(Extracted data entries)
★ ★ ★
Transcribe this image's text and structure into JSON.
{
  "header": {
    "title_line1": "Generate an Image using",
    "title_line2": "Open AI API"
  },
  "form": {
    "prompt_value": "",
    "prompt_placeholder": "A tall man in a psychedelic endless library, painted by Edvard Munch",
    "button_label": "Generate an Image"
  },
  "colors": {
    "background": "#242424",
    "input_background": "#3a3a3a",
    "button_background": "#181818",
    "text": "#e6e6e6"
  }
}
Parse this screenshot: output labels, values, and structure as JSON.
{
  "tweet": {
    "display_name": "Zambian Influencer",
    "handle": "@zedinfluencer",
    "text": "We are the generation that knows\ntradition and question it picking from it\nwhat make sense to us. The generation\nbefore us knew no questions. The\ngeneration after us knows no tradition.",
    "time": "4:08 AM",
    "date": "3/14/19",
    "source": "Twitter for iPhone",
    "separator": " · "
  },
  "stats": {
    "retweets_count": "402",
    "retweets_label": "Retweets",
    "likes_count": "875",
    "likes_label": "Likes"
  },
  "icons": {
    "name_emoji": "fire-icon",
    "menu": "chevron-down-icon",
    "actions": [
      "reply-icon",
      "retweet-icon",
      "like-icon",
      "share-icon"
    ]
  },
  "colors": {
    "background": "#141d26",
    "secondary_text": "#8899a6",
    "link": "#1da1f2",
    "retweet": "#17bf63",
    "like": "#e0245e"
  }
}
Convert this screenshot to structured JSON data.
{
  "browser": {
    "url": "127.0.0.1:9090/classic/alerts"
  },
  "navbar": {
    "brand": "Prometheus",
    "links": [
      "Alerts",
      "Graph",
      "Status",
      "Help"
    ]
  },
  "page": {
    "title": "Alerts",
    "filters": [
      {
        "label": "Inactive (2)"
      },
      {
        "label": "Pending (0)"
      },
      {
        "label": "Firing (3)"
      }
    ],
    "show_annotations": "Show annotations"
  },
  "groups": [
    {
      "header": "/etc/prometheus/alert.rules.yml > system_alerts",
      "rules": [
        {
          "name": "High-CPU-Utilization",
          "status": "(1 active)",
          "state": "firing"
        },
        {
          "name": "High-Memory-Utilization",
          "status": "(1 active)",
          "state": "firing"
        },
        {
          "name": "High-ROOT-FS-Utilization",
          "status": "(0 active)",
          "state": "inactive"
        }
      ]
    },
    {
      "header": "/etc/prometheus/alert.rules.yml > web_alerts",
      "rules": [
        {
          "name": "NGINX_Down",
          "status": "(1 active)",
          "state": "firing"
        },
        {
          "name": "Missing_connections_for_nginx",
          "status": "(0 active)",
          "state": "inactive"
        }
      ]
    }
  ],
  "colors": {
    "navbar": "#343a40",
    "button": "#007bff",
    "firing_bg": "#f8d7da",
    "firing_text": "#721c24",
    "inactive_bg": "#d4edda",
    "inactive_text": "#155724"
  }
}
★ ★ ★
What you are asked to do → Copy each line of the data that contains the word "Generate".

Problem solution →
    "title_line1": "Generate an Image using",
    "button_label": "Generate an Image"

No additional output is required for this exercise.